Recorded data
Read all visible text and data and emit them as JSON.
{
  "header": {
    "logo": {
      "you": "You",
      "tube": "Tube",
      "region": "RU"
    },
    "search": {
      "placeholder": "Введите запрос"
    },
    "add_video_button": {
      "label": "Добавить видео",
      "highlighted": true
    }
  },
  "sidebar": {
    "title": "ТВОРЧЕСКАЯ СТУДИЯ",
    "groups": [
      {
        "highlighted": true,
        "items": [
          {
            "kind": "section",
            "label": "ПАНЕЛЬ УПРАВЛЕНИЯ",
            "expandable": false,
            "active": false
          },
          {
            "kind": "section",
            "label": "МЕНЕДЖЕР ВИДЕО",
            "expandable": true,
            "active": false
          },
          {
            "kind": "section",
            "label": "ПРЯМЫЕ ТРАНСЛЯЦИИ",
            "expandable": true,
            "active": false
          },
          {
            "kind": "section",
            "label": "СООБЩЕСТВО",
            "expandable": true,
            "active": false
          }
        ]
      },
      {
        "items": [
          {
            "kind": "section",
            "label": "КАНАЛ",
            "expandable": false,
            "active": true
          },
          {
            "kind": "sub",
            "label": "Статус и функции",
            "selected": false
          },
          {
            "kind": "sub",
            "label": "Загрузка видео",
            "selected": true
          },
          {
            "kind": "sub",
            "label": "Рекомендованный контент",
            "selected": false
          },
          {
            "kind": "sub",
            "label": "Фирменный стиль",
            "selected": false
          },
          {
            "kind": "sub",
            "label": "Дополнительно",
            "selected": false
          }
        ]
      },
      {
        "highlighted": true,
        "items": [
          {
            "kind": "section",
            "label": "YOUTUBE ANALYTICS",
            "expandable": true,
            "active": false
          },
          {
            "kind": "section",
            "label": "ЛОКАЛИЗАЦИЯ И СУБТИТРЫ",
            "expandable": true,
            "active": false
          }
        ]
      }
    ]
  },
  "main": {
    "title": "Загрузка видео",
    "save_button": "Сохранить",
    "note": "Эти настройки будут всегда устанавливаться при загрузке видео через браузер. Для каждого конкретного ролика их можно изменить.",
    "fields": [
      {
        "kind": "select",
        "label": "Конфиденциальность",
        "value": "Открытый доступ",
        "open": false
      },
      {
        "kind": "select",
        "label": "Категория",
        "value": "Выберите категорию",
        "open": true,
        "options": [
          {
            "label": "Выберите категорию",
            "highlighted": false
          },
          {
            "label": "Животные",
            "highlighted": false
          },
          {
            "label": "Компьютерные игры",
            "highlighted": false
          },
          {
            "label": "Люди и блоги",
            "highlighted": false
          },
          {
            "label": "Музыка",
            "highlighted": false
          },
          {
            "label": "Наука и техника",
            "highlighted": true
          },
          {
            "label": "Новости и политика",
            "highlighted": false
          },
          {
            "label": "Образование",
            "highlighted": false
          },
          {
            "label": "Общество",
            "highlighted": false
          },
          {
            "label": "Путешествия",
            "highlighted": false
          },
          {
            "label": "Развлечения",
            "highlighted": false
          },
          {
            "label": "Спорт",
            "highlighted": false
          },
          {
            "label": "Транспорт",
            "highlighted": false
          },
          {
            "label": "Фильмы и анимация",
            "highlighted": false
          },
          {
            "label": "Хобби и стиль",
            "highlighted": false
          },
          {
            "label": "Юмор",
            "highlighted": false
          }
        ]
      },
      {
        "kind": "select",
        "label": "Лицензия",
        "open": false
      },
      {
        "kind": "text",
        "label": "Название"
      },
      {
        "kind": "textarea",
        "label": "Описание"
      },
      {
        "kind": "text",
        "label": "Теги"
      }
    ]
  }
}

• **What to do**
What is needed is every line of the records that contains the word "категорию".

• **Solution below**
        "value": "Выберите категорию",
            "label": "Выберите категорию",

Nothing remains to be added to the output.